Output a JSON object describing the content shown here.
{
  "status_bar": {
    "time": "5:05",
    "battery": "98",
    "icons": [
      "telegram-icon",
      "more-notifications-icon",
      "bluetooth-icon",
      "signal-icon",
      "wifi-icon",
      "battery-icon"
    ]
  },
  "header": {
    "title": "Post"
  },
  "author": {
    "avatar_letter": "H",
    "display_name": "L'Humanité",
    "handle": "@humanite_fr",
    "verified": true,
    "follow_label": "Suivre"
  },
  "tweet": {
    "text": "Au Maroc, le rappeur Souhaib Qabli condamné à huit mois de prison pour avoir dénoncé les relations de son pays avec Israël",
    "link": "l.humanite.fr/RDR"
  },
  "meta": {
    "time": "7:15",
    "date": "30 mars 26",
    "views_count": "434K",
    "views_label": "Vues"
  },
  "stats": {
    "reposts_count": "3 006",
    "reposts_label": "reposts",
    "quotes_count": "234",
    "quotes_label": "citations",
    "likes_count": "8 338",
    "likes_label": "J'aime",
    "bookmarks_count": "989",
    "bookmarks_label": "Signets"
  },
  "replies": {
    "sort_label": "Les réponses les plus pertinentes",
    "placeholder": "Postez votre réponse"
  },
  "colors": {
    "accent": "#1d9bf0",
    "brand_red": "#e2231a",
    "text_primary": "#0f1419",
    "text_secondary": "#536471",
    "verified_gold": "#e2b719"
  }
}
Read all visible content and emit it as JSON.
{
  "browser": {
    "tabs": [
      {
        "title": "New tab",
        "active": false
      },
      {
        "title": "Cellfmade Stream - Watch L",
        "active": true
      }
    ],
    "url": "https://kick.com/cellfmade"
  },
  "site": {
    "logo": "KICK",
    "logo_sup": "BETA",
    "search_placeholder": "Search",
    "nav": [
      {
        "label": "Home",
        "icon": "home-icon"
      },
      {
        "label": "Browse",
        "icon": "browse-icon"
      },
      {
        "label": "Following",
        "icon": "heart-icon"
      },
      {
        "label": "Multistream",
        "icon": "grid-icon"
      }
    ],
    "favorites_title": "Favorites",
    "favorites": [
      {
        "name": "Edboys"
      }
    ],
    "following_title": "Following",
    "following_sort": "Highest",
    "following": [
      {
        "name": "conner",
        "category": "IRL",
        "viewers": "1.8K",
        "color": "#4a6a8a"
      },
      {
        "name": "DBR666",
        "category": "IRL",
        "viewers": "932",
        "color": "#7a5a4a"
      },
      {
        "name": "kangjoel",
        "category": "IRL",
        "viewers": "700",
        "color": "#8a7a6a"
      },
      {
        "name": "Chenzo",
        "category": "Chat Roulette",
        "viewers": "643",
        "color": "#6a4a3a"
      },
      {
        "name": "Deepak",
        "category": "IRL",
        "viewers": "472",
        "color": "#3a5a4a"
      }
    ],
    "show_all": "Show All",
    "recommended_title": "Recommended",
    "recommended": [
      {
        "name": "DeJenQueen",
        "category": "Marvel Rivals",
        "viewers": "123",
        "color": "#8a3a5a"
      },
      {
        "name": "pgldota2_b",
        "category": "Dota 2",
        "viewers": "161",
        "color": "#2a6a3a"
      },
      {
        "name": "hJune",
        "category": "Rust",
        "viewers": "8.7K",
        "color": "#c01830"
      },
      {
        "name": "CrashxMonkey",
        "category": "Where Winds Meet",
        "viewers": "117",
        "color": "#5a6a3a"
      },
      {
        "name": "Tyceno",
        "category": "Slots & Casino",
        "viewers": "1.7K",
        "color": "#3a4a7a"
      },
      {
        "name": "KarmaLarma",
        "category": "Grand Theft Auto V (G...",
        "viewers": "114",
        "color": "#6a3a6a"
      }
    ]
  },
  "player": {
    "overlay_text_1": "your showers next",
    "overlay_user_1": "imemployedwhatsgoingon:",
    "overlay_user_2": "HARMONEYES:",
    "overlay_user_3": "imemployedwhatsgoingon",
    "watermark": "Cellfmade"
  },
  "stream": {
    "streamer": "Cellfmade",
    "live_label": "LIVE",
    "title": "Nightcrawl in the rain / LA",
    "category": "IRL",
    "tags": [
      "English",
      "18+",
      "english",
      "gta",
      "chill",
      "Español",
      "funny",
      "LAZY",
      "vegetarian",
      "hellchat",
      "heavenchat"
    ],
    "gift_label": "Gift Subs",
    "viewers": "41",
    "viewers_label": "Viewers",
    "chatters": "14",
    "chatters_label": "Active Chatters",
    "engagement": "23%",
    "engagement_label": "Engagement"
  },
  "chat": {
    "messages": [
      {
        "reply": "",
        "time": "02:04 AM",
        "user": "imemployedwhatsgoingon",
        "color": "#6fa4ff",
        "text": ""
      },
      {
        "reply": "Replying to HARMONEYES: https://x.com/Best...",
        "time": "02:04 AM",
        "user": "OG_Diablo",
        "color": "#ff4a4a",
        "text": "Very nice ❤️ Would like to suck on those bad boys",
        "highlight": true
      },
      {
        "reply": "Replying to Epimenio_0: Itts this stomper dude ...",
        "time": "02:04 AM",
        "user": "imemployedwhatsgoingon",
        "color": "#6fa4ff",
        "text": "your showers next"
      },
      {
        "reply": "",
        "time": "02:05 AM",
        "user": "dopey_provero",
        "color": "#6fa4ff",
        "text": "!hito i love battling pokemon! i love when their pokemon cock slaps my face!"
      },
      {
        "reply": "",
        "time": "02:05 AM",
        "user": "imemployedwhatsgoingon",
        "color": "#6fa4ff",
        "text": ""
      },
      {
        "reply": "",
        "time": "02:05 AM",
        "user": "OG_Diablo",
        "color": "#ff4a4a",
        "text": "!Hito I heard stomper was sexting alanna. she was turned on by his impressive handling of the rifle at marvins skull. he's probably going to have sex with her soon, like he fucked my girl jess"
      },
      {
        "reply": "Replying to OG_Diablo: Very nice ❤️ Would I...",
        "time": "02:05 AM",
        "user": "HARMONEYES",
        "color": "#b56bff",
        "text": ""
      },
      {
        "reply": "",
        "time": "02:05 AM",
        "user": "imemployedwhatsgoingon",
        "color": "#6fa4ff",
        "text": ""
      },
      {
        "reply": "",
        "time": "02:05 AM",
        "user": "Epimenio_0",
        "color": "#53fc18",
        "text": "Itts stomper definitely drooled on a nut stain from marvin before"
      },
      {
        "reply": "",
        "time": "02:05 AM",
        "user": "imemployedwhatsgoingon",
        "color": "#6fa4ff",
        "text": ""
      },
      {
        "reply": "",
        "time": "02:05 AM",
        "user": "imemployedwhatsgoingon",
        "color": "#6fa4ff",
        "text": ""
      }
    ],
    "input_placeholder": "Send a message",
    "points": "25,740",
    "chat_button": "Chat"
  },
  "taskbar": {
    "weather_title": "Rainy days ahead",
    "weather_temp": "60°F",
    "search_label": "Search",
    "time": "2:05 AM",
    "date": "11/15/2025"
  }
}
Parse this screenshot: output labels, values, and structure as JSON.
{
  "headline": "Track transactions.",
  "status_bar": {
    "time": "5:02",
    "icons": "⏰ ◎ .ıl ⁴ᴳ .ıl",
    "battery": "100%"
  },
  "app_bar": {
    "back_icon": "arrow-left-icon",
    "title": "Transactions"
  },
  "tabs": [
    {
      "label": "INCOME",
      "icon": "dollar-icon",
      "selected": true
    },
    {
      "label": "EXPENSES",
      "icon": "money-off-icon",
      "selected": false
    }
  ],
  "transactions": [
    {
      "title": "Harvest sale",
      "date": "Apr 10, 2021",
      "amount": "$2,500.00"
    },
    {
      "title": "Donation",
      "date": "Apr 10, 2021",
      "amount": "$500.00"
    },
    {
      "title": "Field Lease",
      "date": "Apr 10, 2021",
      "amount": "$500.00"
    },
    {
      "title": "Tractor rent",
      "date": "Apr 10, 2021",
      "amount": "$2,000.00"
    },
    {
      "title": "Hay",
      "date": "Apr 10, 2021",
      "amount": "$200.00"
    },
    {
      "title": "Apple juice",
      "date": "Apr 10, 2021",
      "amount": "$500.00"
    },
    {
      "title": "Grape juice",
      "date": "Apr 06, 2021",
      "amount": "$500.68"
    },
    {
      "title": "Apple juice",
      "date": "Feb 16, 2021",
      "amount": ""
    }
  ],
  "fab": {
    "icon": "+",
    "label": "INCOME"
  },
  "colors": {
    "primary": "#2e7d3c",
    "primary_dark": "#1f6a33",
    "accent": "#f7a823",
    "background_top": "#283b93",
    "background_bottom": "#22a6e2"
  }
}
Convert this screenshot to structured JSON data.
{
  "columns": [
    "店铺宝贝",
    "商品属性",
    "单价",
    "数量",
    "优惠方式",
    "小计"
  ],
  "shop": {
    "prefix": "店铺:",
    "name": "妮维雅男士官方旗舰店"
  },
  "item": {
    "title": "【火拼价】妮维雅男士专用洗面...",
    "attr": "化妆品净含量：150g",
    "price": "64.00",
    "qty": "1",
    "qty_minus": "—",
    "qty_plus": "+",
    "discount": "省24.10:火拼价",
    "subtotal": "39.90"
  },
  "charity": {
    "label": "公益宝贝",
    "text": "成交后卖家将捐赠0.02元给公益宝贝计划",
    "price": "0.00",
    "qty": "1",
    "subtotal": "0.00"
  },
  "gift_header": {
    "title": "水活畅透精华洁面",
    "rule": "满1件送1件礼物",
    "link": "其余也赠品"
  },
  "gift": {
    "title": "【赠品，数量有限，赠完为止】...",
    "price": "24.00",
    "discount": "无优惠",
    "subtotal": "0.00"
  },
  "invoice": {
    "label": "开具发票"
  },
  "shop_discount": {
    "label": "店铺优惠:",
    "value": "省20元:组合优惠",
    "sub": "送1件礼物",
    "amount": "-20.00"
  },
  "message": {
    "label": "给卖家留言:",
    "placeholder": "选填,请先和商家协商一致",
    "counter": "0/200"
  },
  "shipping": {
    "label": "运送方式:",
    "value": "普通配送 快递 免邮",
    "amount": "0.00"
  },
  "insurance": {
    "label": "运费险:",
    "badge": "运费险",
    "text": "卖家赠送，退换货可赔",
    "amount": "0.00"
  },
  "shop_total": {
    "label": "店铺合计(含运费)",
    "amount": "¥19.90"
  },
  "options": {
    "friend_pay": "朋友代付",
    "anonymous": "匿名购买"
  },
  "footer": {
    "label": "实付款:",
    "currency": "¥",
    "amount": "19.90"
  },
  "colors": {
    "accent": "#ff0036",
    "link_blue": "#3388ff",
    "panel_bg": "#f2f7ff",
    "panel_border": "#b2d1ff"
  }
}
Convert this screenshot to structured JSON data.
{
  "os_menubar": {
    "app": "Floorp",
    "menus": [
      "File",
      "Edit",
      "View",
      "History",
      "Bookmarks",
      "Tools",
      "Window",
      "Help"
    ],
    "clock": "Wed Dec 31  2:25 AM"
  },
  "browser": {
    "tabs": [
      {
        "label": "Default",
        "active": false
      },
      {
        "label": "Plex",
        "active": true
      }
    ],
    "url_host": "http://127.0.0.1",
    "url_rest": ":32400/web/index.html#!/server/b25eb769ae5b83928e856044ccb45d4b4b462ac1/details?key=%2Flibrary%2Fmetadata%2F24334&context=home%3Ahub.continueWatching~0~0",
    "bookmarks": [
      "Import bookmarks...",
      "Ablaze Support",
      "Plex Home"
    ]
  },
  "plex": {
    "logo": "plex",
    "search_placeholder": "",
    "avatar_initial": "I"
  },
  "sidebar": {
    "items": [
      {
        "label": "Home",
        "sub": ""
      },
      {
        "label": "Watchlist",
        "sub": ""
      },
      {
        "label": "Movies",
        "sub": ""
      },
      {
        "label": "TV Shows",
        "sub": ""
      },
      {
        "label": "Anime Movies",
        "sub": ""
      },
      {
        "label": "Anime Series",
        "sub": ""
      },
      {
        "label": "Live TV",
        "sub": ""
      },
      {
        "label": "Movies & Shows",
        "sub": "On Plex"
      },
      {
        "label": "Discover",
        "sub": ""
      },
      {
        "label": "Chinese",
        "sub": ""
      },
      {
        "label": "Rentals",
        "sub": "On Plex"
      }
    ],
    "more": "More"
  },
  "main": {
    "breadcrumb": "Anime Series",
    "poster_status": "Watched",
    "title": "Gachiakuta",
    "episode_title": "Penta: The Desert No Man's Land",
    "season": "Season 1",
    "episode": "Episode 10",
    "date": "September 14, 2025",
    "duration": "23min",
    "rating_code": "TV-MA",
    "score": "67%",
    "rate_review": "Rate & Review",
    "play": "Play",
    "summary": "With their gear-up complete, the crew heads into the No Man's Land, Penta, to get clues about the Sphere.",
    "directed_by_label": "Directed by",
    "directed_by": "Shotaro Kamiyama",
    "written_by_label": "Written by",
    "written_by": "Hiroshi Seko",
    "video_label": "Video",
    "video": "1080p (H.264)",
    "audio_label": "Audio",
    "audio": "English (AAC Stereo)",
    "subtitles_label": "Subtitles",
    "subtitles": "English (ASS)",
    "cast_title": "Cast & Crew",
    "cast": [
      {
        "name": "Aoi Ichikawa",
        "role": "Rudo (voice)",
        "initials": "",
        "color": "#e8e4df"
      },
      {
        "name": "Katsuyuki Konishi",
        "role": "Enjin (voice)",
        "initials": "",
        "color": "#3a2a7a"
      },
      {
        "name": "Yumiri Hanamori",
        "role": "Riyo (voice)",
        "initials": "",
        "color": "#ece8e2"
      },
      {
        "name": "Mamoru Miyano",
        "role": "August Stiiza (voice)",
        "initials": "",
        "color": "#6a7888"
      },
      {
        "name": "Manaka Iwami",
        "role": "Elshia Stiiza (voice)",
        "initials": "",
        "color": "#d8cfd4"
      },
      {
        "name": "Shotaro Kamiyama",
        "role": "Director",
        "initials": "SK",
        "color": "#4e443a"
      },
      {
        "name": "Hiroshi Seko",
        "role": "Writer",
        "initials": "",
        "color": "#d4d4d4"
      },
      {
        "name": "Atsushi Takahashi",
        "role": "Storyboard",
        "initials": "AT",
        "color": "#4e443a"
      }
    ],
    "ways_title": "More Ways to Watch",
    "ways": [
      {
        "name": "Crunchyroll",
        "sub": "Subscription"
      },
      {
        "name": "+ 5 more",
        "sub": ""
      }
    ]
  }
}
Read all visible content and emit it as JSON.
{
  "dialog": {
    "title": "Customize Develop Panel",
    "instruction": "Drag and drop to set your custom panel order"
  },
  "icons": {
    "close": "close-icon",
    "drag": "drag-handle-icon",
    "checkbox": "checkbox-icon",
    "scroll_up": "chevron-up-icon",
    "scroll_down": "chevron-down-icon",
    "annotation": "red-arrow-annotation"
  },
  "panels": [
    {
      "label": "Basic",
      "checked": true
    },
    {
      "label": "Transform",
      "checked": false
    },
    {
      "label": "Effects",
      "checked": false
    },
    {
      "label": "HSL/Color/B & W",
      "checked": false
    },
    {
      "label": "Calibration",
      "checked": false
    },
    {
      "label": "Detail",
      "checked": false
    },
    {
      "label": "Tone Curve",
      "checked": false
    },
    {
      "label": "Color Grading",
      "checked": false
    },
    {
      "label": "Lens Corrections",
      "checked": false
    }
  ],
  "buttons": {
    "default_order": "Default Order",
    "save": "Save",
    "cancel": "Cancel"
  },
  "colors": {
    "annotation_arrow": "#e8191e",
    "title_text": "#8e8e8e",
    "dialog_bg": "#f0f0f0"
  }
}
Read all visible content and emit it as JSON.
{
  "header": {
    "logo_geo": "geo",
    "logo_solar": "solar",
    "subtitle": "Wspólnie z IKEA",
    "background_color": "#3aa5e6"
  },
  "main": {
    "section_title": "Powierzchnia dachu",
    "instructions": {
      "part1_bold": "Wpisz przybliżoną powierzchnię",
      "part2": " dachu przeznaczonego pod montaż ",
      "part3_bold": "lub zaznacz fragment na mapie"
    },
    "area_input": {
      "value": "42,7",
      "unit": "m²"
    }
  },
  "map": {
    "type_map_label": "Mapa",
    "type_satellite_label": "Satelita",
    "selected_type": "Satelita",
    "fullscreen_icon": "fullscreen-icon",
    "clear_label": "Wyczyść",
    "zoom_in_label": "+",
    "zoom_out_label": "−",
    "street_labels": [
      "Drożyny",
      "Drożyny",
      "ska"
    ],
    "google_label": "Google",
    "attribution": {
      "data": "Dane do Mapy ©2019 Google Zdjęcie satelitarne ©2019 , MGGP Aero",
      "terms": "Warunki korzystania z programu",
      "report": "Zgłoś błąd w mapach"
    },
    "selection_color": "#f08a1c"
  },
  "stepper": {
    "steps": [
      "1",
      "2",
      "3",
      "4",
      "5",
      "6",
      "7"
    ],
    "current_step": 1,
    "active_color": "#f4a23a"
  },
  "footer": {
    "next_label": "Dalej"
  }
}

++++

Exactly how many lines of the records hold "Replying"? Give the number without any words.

3